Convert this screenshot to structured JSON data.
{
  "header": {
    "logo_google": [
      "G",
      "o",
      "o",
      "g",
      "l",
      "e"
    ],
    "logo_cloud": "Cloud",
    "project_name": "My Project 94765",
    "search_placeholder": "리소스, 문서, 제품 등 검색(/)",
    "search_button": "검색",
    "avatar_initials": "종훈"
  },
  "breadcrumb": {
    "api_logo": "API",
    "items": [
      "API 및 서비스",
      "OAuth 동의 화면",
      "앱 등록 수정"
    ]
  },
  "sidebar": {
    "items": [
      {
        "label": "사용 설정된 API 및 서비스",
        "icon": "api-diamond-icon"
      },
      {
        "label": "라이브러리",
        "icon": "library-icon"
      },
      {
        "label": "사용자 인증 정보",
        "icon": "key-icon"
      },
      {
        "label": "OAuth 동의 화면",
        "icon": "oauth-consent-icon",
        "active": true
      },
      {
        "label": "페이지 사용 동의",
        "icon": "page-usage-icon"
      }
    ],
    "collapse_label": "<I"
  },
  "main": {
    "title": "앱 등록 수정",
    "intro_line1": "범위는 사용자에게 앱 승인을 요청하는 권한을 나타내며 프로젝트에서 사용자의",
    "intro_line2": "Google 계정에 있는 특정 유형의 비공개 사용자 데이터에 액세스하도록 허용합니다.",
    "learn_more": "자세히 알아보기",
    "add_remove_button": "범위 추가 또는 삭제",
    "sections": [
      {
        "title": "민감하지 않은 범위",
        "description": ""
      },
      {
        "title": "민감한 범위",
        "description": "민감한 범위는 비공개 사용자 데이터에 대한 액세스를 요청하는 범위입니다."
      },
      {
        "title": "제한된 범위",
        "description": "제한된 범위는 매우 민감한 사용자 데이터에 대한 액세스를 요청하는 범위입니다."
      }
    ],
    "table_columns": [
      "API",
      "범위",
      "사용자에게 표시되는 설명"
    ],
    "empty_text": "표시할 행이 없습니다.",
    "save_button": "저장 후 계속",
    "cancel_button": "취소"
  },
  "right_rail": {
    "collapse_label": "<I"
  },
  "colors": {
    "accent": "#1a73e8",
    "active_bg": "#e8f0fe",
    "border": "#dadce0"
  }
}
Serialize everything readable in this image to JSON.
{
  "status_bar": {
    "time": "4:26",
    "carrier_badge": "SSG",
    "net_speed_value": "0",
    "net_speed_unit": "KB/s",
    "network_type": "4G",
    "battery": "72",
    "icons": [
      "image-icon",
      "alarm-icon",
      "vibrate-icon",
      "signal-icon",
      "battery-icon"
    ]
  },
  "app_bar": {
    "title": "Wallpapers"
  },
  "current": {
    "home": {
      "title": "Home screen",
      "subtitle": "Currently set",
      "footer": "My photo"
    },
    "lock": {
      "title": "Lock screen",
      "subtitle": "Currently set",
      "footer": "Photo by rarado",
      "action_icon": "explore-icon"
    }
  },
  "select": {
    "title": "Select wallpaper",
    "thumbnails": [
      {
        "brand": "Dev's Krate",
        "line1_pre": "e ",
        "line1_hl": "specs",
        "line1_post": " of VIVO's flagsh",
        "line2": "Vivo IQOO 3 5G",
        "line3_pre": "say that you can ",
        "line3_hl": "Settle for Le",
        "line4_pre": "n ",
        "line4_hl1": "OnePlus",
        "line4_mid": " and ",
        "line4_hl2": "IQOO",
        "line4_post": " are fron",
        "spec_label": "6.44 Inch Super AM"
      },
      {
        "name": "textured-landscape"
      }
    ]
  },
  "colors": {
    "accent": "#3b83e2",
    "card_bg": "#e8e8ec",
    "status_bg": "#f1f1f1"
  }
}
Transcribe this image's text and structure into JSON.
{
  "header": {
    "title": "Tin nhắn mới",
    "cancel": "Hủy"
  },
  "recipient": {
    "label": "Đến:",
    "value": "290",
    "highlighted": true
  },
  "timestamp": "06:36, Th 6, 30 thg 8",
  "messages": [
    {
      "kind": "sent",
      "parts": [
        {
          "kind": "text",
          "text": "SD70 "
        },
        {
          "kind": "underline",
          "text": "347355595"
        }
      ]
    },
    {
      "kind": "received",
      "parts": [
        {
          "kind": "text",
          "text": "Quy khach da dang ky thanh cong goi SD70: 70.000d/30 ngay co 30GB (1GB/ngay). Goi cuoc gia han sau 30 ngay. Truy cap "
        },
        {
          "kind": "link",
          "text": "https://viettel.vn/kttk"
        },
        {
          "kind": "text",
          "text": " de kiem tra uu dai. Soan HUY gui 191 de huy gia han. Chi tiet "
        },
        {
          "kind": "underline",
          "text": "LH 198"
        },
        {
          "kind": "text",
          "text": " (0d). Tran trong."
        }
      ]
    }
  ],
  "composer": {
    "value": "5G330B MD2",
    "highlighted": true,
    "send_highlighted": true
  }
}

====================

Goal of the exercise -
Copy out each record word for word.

Solved exercise -
Convert this screenshot to structured JSON data.
{
  "header": {
    "logo_google": [
      "G",
      "o",
      "o",
      "g",
      "l",
      "e"
    ],
    "logo_cloud": "Cloud",
    "project_name": "My Project 94765",
    "search_placeholder": "리소스, 문서, 제품 등 검색(/)",
    "search_button": "검색",
    "avatar_initials": "종훈"
  },
  "breadcrumb": {
    "api_logo": "API",
    "items": [
      "API 및 서비스",
      "OAuth 동의 화면",
      "앱 등록 수정"
    ]
  },
  "sidebar": {
    "items": [
      {
        "label": "사용 설정된 API 및 서비스",
        "icon": "api-diamond-icon"
      },
      {
        "label": "라이브러리",
        "icon": "library-icon"
      },
      {
        "label": "사용자 인증 정보",
        "icon": "key-icon"
      },
      {
        "label": "OAuth 동의 화면",
        "icon": "oauth-consent-icon",
        "active": true
      },
      {
        "label": "페이지 사용 동의",
        "icon": "page-usage-icon"
      }
    ],
    "collapse_label": "<I"
  },
  "main": {
    "title": "앱 등록 수정",
    "intro_line1": "범위는 사용자에게 앱 승인을 요청하는 권한을 나타내며 프로젝트에서 사용자의",
    "intro_line2": "Google 계정에 있는 특정 유형의 비공개 사용자 데이터에 액세스하도록 허용합니다.",
    "learn_more": "자세히 알아보기",
    "add_remove_button": "범위 추가 또는 삭제",
    "sections": [
      {
        "title": "민감하지 않은 범위",
        "description": ""
      },
      {
        "title": "민감한 범위",
        "description": "민감한 범위는 비공개 사용자 데이터에 대한 액세스를 요청하는 범위입니다."
      },
      {
        "title": "제한된 범위",
        "description": "제한된 범위는 매우 민감한 사용자 데이터에 대한 액세스를 요청하는 범위입니다."
      }
    ],
    "table_columns": [
      "API",
      "범위",
      "사용자에게 표시되는 설명"
    ],
    "empty_text": "표시할 행이 없습니다.",
    "save_button": "저장 후 계속",
    "cancel_button": "취소"
  },
  "right_rail": {
    "collapse_label": "<I"
  },
  "colors": {
    "accent": "#1a73e8",
    "active_bg": "#e8f0fe",
    "border": "#dadce0"
  }
}
Serialize everything readable in this image to JSON.
{
  "status_bar": {
    "time": "4:26",
    "carrier_badge": "SSG",
    "net_speed_value": "0",
    "net_speed_unit": "KB/s",
    "network_type": "4G",
    "battery": "72",
    "icons": [
      "image-icon",
      "alarm-icon",
      "vibrate-icon",
      "signal-icon",
      "battery-icon"
    ]
  },
  "app_bar": {
    "title": "Wallpapers"
  },
  "current": {
    "home": {
      "title": "Home screen",
      "subtitle": "Currently set",
      "footer": "My photo"
    },
    "lock": {
      "title": "Lock screen",
      "subtitle": "Currently set",
      "footer": "Photo by rarado",
      "action_icon": "explore-icon"
    }
  },
  "select": {
    "title": "Select wallpaper",
    "thumbnails": [
      {
        "brand": "Dev's Krate",
        "line1_pre": "e ",
        "line1_hl": "specs",
        "line1_post": " of VIVO's flagsh",
        "line2": "Vivo IQOO 3 5G",
        "line3_pre": "say that you can ",
        "line3_hl": "Settle for Le",
        "line4_pre": "n ",
        "line4_hl1": "OnePlus",
        "line4_mid": " and ",
        "line4_hl2": "IQOO",
        "line4_post": " are fron",
        "spec_label": "6.44 Inch Super AM"
      },
      {
        "name": "textured-landscape"
      }
    ]
  },
  "colors": {
    "accent": "#3b83e2",
    "card_bg": "#e8e8ec",
    "status_bg": "#f1f1f1"
  }
}
Transcribe this image's text and structure into JSON.
{
  "header": {
    "title": "Tin nhắn mới",
    "cancel": "Hủy"
  },
  "recipient": {
    "label": "Đến:",
    "value": "290",
    "highlighted": true
  },
  "timestamp": "06:36, Th 6, 30 thg 8",
  "messages": [
    {
      "kind": "sent",
      "parts": [
        {
          "kind": "text",
          "text": "SD70 "
        },
        {
          "kind": "underline",
          "text": "347355595"
        }
      ]
    },
    {
      "kind": "received",
      "parts": [
        {
          "kind": "text",
          "text": "Quy khach da dang ky thanh cong goi SD70: 70.000d/30 ngay co 30GB (1GB/ngay). Goi cuoc gia han sau 30 ngay. Truy cap "
        },
        {
          "kind": "link",
          "text": "https://viettel.vn/kttk"
        },
        {
          "kind": "text",
          "text": " de kiem tra uu dai. Soan HUY gui 191 de huy gia han. Chi tiet "
        },
        {
          "kind": "underline",
          "text": "LH 198"
        },
        {
          "kind": "text",
          "text": " (0d). Tran trong."
        }
      ]
    }
  ],
  "composer": {
    "value": "5G330B MD2",
    "highlighted": true,
    "send_highlighted": true
  }
}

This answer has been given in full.